Search under GST Act in India
Under the GST Act, the Commissioner or any officer he or she has authorized may authorize an officer to search for any place of business, such as a factory, warehouse, godown, or other premises where goods are stored, or any place where it is believed that goods subject to tax are kept. The officer searching must adhere to certain guidelines and procedures. Section 67 of the Central Goods and Services Tax (CGST) Act of 2017 contains provisions regarding search operations.
A search warrant from the Magistrate or the authorized officer must be obtained by the officer before the search can begin. However, the officer may search without a warrant in certain circumstances, such as when the goods or documents are likely to be removed or tampered with or when the delay in obtaining the warrant may result in the destruction of evidence. In such instances, the officer is required to write down the reasons why the warrant was not obtained.
During the inquiry activity, the official has the capacity to:
- Enter and search for any place of business where it is believed that tax-exempt goods are kept.
- Seize any books, documents, or other items that could be useful in a GST Act proceeding.
- Make identification marks on the items and goods being inspected by him.
- Keep a record of any statements made by the place of business’s manager or anyone else present during the search.
- Seal the premises or products assessed by him.
- Seize and detain any tax-exempt goods for which there is no appropriate documentation.
Officers’ Right to Take Cash
Cash is one of the things that can be taken during a GST search. Any cash that is discovered during the search can be confiscated by the officer searching. However, the officer can only seize cash if he believes that the cash is missing or being used for illegal purposes.
The officer is required to prepare a Panchnama, also known as a seizure memo, in which he records the details of the seized cash, such as the notes’ denomination, the total amount seized, and the cash’s source. The person from whom the cash was seized and two independent witnesses must sign the Panchnama, or seizure memo.
The official is expected to give a notification to the individual from whom the money was seized, educating him regarding the explanations behind the seizure and how much money was seized. The individual from whom the money was seized can record an application for the arrival of the money with the official, alongside proof to help his case. If the officer is satisfied that the cash is not missing or being used for illegal activities, he will then release it.
What is Inspection under GST?
Inspection under GST refers to the process of examining or scrutinizing the records, books of accounts, and other documents of a registered person to ensure that they are complying with the provisions of the Goods and Services Tax (GST) Act. The purpose of the inspection is to verify that the taxpayer is correctly discharging their GST liabilities, maintaining proper books of accounts, and adhering to other compliance requirements.
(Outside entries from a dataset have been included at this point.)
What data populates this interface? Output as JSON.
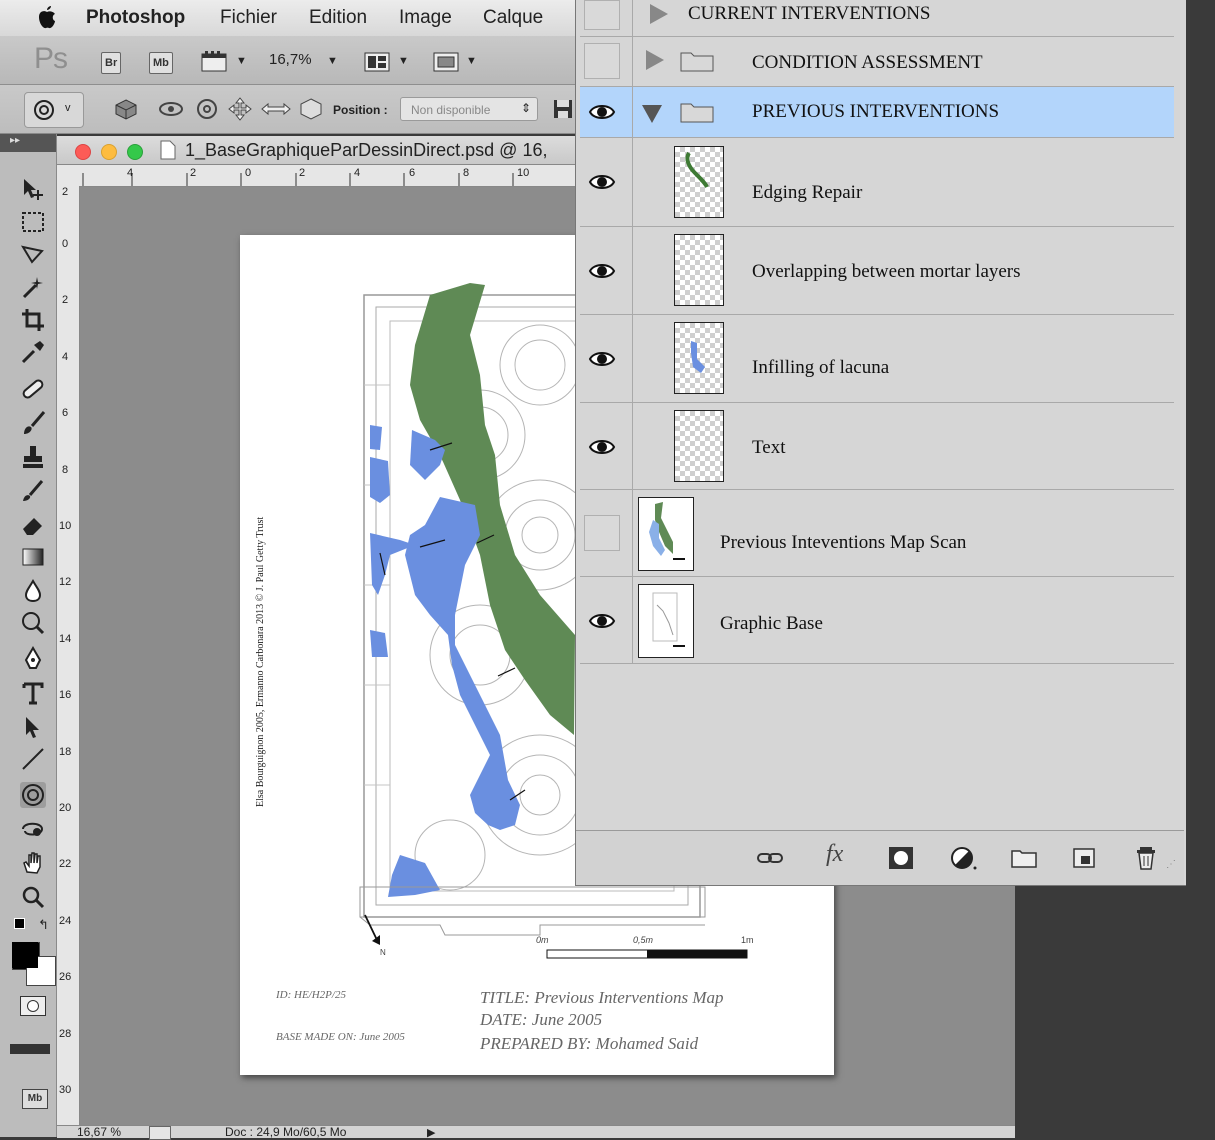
{
  "menubar": {
    "items": [
      "Photoshop",
      "Fichier",
      "Edition",
      "Image",
      "Calque"
    ]
  },
  "appbar": {
    "logo": "Ps",
    "bridge_badge": "Br",
    "minibridge_badge": "Mb",
    "zoom_value": "16,7%"
  },
  "options": {
    "position_label": "Position :",
    "position_value": "Non disponible"
  },
  "document": {
    "tab_title": "1_BaseGraphiqueParDessinDirect.psd @ 16,",
    "ruler_top": [
      "4",
      "2",
      "0",
      "2",
      "4",
      "6",
      "8",
      "10"
    ],
    "ruler_left": [
      "2",
      "0",
      "2",
      "4",
      "6",
      "8",
      "10",
      "12",
      "14",
      "16",
      "18",
      "20",
      "22",
      "24",
      "26",
      "28",
      "30"
    ]
  },
  "page": {
    "credit": "Elsa Bourguignon 2005, Ermanno Carbonara 2013 © J. Paul Getty Trust",
    "north": "N",
    "scale_labels": [
      "0m",
      "0,5m",
      "1m"
    ],
    "id": "ID: HE/H2P/25",
    "base_made": "BASE MADE ON: June 2005",
    "title": "TITLE: Previous Interventions Map",
    "date": "DATE: June 2005",
    "prepared": "PREPARED BY: Mohamed Said"
  },
  "status": {
    "zoom": "16,67 %",
    "doc": "Doc : 24,9 Mo/60,5 Mo"
  },
  "layers": {
    "rows": [
      {
        "name": "CURRENT INTERVENTIONS",
        "type": "group",
        "visible": false
      },
      {
        "name": "CONDITION ASSESSMENT",
        "type": "group",
        "visible": false
      },
      {
        "name": "PREVIOUS INTERVENTIONS",
        "type": "group",
        "visible": true,
        "expanded": true,
        "selected": true
      },
      {
        "name": "Edging Repair",
        "type": "layer",
        "visible": true
      },
      {
        "name": "Overlapping between mortar layers",
        "type": "layer",
        "visible": true
      },
      {
        "name": "Infilling of lacuna",
        "type": "layer",
        "visible": true
      },
      {
        "name": "Text",
        "type": "layer",
        "visible": true
      },
      {
        "name": "Previous Inteventions Map Scan",
        "type": "layer",
        "visible": false
      },
      {
        "name": "Graphic Base",
        "type": "layer",
        "visible": true
      }
    ],
    "selected_color": "#b3d5fb"
  },
  "colors": {
    "green_area": "#5f8a55",
    "blue_area": "#6a8fe0"
  }
}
The inspection may be carried out by an officer authorized by the Commissioner of Central Tax or State Tax, either on their own accord or based on specific information or complaints. The officer may inspect the registered person’s place of business or any other place where they carry out business activities.
The officer conducting the inspection has the power to:
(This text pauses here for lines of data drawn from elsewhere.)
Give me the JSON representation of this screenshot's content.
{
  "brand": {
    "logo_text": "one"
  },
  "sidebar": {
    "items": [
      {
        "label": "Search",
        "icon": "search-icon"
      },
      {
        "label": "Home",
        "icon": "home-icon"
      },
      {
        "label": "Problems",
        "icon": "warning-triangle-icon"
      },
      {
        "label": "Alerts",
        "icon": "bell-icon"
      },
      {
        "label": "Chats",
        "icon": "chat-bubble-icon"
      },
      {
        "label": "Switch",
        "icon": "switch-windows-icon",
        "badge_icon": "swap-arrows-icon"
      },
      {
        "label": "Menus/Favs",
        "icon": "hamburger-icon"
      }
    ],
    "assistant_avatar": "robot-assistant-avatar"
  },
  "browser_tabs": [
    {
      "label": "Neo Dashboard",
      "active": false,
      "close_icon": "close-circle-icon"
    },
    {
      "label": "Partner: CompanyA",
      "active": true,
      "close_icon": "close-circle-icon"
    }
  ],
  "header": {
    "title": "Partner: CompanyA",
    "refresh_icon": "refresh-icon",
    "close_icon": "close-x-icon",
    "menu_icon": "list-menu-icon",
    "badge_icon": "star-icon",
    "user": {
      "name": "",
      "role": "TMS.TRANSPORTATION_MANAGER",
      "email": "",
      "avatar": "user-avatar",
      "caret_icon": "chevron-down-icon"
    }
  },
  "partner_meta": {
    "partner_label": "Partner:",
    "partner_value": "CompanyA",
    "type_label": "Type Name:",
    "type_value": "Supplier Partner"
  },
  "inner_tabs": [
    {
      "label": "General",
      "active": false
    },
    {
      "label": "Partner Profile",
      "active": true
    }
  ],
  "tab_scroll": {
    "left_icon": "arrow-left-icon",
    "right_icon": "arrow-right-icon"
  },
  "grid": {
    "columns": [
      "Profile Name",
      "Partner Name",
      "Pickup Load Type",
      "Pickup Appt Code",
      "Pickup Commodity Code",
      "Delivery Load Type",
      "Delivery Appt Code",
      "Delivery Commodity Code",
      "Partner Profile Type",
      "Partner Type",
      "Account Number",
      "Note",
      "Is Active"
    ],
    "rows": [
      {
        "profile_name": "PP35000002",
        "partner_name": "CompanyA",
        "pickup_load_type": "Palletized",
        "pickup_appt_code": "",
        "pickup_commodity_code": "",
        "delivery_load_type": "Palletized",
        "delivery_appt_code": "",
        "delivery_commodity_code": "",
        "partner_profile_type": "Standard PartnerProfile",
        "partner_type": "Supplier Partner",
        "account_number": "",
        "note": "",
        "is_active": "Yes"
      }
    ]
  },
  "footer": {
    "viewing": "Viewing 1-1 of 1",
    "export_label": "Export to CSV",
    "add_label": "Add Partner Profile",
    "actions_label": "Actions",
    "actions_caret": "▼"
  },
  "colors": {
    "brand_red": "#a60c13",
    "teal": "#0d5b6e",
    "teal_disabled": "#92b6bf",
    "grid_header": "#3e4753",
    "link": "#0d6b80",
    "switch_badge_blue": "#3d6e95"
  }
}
- Inspect and examine the books of accounts, registers, and other documents maintained by the registered person to ascertain their compliance with the GST Act.
- Make copies or take extracts from the books of accounts and other documents.
- Record the statements of the registered person or any other person connected with the business activities.
- Seize any documents, books of accounts, or other records that are necessary for the examination.
The registered person is required to provide all necessary assistance to the officer conducting the inspection and is required to produce all the relevant documents and records. Failure to comply with the inspection process or to provide the necessary documents may result in penalties and other consequences under the GST Act.
It is important to note that inspection under GST differs from search and seizure operations. While inspection is carried out to verify compliance, search, and seizure operations are carried out to detect tax evasion and other illegal activities. The officer carrying out the inspection must follow the prescribed procedures and guidelines and ensure that the rights of the registered person are protected.
Meaning of ‘reason to believe under GST
Under the Goods and Services Tax (GST) Act, an officer authorized by the Commissioner of Central Tax or State Tax may inspect the registered person’s place of business to ensure compliance with the GST Act. During the inspection, the officer has the power to inspect the books of accounts, registers, and other documents, record statements, and seize any documents that are necessary for the examination.
However, the officer must have “reasons to believe” before initiating the inspection. The term “reasons to believe” means that there must be some credible information or evidence available to the officer, which leads them to believe that there is a possibility of non-compliance with the GST Act by the registered person. The reasons to believe may be based on specific information or intelligence, a complaint received, or any other valid grounds.
The reasons to believe should not be based on mere suspicion or conjecture. The officer must have a reasonable basis for believing that there is a likelihood of non-compliance before initiating the inspection. In case the officer initiates the inspection without any valid reasons to believe, it may be considered an abuse of power and may attract legal consequences.
It is important to note that the reasons to believe must be recorded in writing by the officer before initiating the inspection. The written reasons must be specific and based on objective facts, and not merely a general assertion of non-compliance. The recorded reasons must be communicated to the registered person at the time of inspection.
Seizure under GST Act in India
When the GST authorities take possession of any goods, documents, or assets as a result of non-compliance with the provisions of the GST Act, this is referred to as “seizure.” Either an arrest or an inspection, search, and seizure operation can lead to the seizure. A seizure memo detailing the seized goods or assets and their reasons must be provided by the GST officer. The owner of seized goods or assets has the right to present their case to the appropriate authorities and request the release of those items.
What is the Procedure for a Seizure?
The procedure for seizure under GST in India involves the following steps:
Step 1: The GST officer must have a valid reason to seize the goods or assets.
Step 2: The officer must issue a show-cause notice to the person whose goods or assets are being seized.
Step 3: The person whose goods or assets have been seized can make a representation to the proper authorities within a specified period.
Step 4: The officer must prepare a seizure memo specifying the goods or assets seized, and the reasons for the seizure.
Step 5: The seized goods or assets must be stored in a safe and secure place.
Step 6: The officer must release the seized goods or assets if the proper authorities are satisfied with the representation of the person whose goods or assets have been seized.
The procedure for seizure under GST is intended to ensure that the rights of the person whose goods or assets are being seized are protected and that the seizure is carried out transparently and fairly.
The maximum period for which books and documents will be detained with the officer?
The Goods and Services Tax (GST) Act says that books and documents seized by a GST officer during an inspection or search and seizure must be returned within 30 days if the right authorities are satisfied that the books and documents are no longer needed for an investigation.
After a seizure under GST (Goods and Services Tax), the tax authorities can take possession of the seized goods or assets. The taxpayer will be served with a notice specifying the grounds for the seizure, and they will have an opportunity to be heard before the goods are confiscated. If it is determined that the seized goods or assets are liable for GST, they may be sold by the authorities to recover the unpaid tax. In certain cases, criminal proceedings may also be initiated against the taxpayer for non-compliance with GST laws.
The officers’ right to seize cash and the GST search operations are important tools for enforcing the GST Act. To prevent tax evasion and ensure compliance with the law, these powers are required. However, it is critical that these powers are used fairly and openly, and that the rights of the person whose money is seized are safeguarded.